- TASK PROMPT
All the lines below need retyping exactly, apart from the images.

App and web page records
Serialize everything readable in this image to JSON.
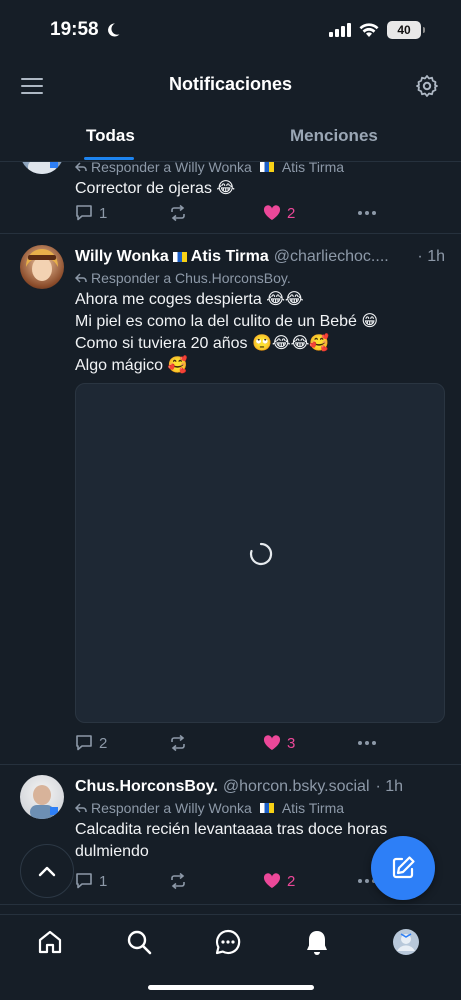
{
  "status": {
    "time": "19:58",
    "battery": "40"
  },
  "header": {
    "title": "Notificaciones"
  },
  "tabs": [
    {
      "label": "Todas"
    },
    {
      "label": "Menciones"
    }
  ],
  "posts": [
    {
      "reply_to": "Responder a Willy Wonka",
      "reply_to_suffix": "Atis Tirma",
      "text": "Corrector de ojeras 😂",
      "replies": "1",
      "likes": "2"
    },
    {
      "author": "Willy Wonka",
      "author_suffix": "Atis Tirma",
      "handle": "@charliechoc....",
      "time": "· 1h",
      "reply_to": "Responder a Chus.HorconsBoy.",
      "lines": [
        "Ahora me coges despierta 😂😂",
        "Mi piel es como la del culito de un Bebé 😁",
        "Como si tuviera 20 años 🙄😂😂🥰",
        "Algo mágico 🥰"
      ],
      "replies": "2",
      "likes": "3"
    },
    {
      "author": "Chus.HorconsBoy.",
      "handle": "@horcon.bsky.social",
      "time": "· 1h",
      "reply_to": "Responder a Willy Wonka",
      "reply_to_suffix": "Atis Tirma",
      "lines": [
        "Calcadita recién levantaaaa tras doce horas",
        "dulmiendo"
      ],
      "replies": "1",
      "likes": "2"
    }
  ],
  "icons": {
    "menu": "menu-icon",
    "settings": "gear-icon",
    "reply": "reply-icon",
    "repost": "repost-icon",
    "like": "heart-icon",
    "more": "more-icon",
    "compose": "compose-icon",
    "scroll_top": "chevron-up-icon",
    "home": "home-icon",
    "search": "search-icon",
    "chat": "chat-icon",
    "notifications": "bell-icon"
  },
  "colors": {
    "background": "#161e27",
    "accent": "#1d84f0",
    "like": "#ec4899",
    "compose": "#2d7ff7"
  }
}
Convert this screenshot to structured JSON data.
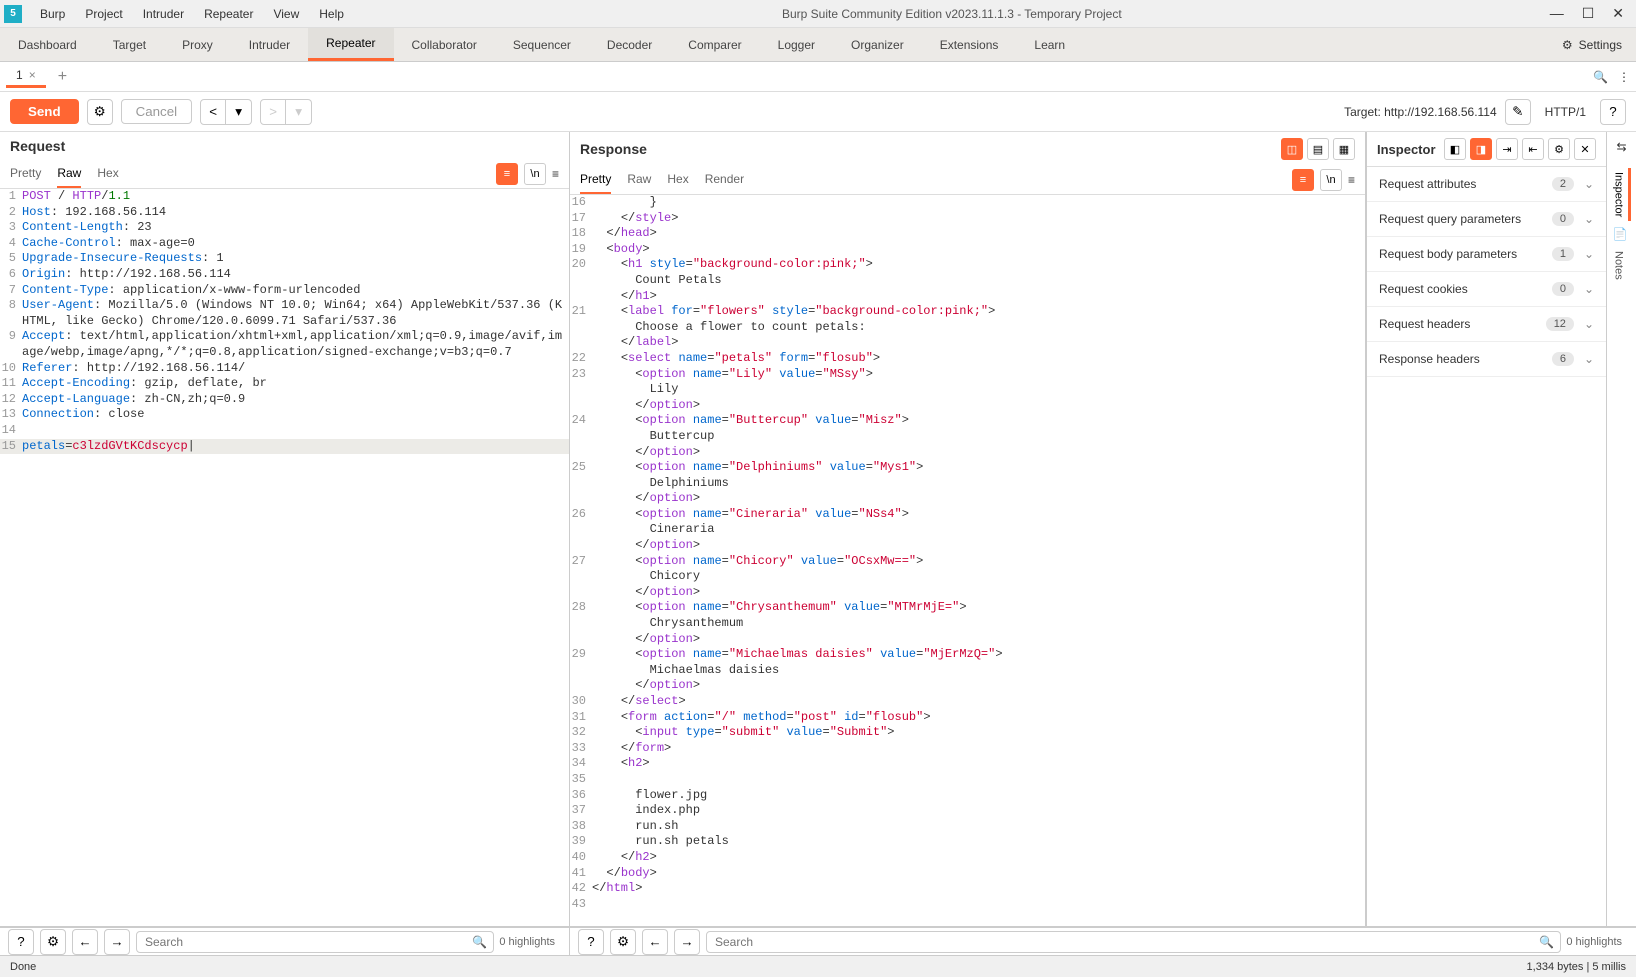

- RESPONSE
Serialize everything readable in this image to JSON.
{
  "status": {
    "time": "19:58",
    "battery": "40"
  },
  "header": {
    "title": "Notificaciones"
  },
  "tabs": [
    {
      "label": "Todas"
    },
    {
      "label": "Menciones"
    }
  ],
  "posts": [
    {
      "reply_to": "Responder a Willy Wonka",
      "reply_to_suffix": "Atis Tirma",
      "text": "Corrector de ojeras 😂",
      "replies": "1",
      "likes": "2"
    },
    {
      "author": "Willy Wonka",
      "author_suffix": "Atis Tirma",
      "handle": "@charliechoc....",
      "time": "· 1h",
      "reply_to": "Responder a Chus.HorconsBoy.",
      "lines": [
        "Ahora me coges despierta 😂😂",
        "Mi piel es como la del culito de un Bebé 😁",
        "Como si tuviera 20 años 🙄😂😂🥰",
        "Algo mágico 🥰"
      ],
      "replies": "2",
      "likes": "3"
    },
    {
      "author": "Chus.HorconsBoy.",
      "handle": "@horcon.bsky.social",
      "time": "· 1h",
      "reply_to": "Responder a Willy Wonka",
      "reply_to_suffix": "Atis Tirma",
      "lines": [
        "Calcadita recién levantaaaa tras doce horas",
        "dulmiendo"
      ],
      "replies": "1",
      "likes": "2"
    }
  ],
  "icons": {
    "menu": "menu-icon",
    "settings": "gear-icon",
    "reply": "reply-icon",
    "repost": "repost-icon",
    "like": "heart-icon",
    "more": "more-icon",
    "compose": "compose-icon",
    "scroll_top": "chevron-up-icon",
    "home": "home-icon",
    "search": "search-icon",
    "chat": "chat-icon",
    "notifications": "bell-icon"
  },
  "colors": {
    "background": "#161e27",
    "accent": "#1d84f0",
    "like": "#ec4899",
    "compose": "#2d7ff7"
  }
}
Convert this screenshot to structured JSON data.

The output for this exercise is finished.